(WORK TO BE COMPLETED) Extract from the listing each line in which the word "true" appears.

(GIVEN RECORDS)

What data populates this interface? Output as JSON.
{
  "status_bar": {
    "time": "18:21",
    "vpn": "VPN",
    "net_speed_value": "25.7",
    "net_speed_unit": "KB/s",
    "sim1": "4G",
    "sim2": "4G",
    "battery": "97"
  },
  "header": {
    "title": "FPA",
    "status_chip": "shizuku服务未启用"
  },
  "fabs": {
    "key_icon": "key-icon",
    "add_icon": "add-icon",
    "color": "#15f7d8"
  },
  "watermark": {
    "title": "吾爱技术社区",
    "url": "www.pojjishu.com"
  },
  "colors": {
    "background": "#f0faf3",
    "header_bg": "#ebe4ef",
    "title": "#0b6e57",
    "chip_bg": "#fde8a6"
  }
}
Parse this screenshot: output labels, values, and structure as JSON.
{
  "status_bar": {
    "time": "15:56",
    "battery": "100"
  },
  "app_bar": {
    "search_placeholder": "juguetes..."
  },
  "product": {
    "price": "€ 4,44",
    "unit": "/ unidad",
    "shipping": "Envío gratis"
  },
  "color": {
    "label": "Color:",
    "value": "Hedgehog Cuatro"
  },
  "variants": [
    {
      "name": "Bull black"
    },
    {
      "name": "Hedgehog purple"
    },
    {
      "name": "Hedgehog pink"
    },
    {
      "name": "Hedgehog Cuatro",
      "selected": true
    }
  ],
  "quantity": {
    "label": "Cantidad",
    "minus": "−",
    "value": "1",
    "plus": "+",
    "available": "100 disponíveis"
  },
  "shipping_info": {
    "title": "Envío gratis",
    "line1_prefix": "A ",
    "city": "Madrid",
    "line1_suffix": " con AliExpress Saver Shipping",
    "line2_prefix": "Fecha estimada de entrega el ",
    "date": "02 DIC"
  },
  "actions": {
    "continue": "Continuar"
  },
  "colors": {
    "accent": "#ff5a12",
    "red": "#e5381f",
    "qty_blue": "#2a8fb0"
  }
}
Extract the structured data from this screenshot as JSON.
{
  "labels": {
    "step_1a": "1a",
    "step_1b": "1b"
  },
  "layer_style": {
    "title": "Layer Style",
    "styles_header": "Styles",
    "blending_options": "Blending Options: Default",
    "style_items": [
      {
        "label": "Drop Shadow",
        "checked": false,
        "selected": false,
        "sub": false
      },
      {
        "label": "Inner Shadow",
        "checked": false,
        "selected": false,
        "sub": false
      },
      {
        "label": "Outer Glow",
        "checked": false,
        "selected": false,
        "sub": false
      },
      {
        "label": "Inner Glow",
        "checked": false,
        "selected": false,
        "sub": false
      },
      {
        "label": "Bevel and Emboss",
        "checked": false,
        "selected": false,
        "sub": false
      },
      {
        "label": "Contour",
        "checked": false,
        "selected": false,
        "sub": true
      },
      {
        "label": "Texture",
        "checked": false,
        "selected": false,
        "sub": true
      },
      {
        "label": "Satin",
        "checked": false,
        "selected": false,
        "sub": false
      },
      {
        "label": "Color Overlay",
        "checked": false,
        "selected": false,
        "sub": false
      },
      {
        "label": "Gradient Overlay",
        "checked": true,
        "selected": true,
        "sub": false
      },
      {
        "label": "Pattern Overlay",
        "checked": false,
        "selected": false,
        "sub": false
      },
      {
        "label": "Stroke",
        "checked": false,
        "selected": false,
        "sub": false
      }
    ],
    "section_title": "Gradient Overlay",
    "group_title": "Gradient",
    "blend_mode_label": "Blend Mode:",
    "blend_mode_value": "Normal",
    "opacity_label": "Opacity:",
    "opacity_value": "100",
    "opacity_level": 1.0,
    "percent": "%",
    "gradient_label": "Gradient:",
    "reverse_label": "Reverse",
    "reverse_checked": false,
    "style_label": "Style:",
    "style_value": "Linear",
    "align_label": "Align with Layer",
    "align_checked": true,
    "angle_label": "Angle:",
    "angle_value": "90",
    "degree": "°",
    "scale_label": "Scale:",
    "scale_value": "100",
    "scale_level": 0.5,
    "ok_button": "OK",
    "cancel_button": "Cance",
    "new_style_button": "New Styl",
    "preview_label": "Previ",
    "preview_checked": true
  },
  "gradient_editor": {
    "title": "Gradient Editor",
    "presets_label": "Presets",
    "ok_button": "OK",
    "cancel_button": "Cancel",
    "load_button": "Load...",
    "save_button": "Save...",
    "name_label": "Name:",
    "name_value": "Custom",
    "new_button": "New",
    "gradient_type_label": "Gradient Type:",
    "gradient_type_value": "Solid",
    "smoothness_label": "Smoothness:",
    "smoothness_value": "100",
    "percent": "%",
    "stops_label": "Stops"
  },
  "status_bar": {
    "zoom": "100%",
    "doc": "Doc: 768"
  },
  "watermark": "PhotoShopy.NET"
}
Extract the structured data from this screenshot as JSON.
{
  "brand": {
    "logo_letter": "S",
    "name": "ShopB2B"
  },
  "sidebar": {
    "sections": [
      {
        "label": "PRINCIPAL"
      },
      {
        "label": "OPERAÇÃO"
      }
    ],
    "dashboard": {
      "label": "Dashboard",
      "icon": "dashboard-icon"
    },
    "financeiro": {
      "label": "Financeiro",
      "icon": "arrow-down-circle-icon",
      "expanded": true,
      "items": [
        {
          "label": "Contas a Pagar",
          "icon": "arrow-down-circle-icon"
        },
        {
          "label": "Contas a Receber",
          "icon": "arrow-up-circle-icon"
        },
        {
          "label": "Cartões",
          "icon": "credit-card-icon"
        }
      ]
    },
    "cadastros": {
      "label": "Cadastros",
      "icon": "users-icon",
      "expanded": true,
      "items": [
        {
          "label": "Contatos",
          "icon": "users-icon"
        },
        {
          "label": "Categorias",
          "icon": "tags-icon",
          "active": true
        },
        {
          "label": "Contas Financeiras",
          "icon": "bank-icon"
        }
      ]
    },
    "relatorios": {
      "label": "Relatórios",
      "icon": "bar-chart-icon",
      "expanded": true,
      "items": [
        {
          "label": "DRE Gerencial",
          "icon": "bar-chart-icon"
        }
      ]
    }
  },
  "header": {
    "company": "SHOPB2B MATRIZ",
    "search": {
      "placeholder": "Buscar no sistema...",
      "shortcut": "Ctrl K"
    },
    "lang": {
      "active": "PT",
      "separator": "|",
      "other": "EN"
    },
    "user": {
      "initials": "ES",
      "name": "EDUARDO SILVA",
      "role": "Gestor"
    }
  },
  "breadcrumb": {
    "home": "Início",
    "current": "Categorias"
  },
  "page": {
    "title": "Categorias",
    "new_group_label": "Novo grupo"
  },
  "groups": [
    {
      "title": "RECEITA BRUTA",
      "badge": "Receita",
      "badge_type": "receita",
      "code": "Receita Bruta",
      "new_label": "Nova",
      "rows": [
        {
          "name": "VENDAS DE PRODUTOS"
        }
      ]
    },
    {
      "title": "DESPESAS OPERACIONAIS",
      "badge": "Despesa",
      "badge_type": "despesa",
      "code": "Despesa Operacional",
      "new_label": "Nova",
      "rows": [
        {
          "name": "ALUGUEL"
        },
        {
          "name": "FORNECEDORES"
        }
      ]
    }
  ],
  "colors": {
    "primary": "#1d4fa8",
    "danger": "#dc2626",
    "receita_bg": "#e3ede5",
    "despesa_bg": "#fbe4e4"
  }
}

(EXERCISE ANSWER)
      "selected": true
        "sub": true
        "sub": true
        "checked": true,
        "selected": true,
    "align_checked": true,
    "preview_checked": true
      "expanded": true,
      "expanded": true,
          "active": true
      "expanded": true,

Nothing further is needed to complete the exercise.